Hybrid Data Storage and Access for Big Data Collections (Master Thesis, Finished)
In the last decade, since Michael Stonebraker has argued that the "One Size Fits All" approach of data stores has failed, many special-purpose data stores have been developed. While these stores are typically well-suited for only one type of workload, there is the need for a system that unifies their advantages and is thereby well-suited for diverse workloads.
We propose the idea of a physical and logical hybrid database system for big data applications that combines different specialized data stores running on different storage systems depending on the workload.
In this thesis we introduce Icarus, an adaptive multi-store database system which uses multiple storage engines simultaneously. The execution time of a query is improved by automatically routing it to the data store which has the best characteristics for executing this kind of query.

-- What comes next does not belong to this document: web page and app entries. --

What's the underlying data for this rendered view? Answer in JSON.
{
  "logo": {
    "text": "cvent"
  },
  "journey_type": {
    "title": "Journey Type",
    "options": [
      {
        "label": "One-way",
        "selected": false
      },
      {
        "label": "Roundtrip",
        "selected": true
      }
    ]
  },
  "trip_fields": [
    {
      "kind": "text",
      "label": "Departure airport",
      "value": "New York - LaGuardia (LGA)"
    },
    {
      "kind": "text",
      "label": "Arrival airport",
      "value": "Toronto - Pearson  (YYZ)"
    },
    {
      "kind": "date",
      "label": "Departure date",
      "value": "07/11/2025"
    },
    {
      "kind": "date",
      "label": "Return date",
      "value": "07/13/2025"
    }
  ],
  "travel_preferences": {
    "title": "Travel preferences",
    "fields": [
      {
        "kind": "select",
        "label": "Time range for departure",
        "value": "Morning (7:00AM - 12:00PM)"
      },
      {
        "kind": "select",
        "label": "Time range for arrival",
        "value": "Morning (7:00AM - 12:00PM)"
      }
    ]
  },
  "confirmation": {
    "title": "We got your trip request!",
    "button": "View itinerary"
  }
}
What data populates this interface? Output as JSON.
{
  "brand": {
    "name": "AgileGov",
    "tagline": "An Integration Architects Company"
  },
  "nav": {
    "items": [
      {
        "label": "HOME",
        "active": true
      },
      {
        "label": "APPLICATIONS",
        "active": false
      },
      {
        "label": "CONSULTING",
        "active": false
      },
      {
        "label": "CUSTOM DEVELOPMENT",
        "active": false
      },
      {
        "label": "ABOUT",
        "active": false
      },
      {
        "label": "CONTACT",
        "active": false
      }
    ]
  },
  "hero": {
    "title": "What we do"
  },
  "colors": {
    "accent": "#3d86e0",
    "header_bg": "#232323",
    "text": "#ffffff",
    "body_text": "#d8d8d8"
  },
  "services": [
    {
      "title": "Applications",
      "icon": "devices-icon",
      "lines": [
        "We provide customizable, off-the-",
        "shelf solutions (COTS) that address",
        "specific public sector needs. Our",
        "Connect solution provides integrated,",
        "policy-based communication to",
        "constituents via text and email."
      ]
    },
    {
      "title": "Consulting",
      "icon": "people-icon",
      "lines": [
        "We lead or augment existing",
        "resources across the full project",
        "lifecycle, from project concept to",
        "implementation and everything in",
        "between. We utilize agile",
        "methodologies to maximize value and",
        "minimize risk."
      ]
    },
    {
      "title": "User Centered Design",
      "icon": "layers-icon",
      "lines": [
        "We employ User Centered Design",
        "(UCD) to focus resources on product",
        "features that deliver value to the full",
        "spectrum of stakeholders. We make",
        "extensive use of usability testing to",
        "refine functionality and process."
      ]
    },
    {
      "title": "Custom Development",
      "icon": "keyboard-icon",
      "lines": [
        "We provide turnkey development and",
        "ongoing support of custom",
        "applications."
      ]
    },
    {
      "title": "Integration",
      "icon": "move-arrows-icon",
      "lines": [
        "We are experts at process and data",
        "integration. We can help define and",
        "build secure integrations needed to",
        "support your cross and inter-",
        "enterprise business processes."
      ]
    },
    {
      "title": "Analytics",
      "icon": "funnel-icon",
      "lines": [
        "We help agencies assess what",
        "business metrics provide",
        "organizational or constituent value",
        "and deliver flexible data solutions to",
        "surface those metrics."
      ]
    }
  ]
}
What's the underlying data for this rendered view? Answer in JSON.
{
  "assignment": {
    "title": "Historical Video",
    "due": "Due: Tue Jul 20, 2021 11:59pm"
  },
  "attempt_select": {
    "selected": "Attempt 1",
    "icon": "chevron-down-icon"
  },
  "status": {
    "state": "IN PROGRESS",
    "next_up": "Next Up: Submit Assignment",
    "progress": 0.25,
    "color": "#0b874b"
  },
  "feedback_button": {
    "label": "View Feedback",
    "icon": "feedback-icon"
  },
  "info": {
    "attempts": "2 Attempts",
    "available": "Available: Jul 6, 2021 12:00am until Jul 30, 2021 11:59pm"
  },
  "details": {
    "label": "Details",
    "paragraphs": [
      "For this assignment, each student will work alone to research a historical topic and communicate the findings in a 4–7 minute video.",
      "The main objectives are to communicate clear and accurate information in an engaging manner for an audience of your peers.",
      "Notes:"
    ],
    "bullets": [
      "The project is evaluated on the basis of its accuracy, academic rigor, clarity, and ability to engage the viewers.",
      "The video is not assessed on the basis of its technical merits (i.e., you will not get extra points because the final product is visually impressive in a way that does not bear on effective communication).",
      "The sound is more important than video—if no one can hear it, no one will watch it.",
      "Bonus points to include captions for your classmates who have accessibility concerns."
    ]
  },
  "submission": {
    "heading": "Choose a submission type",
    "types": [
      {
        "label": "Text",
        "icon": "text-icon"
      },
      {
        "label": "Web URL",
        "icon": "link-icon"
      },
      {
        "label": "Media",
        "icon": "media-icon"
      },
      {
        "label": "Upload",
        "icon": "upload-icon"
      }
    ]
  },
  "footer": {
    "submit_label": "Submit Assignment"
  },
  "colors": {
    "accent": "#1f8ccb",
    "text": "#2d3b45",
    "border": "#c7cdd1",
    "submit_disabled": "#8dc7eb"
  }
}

The underlying routing table is autonomously learned by continuously analyzing the query execution times.
A major challenge by building a multi-store database system is the lack of a universal query language supported by all data stores. We introduce PolySQL, the query language of Icarus, which is used as base for deriving the data stores’ specific query statements.
We propose the Hammer benchmark along with a reference implementation, which is used to evaluate Icarus. The Hammer benchmark models a realistic application for Polystores, combining different types of queries.
The results of the evaluation show that Icarus significantly improves the overall execution time compared to its underlying data stores. With this success, we are a huge step further in realizing our vision of an adaptive and distributed Polystore.
Start / End Dates
2016/10/06 - 2017/04/05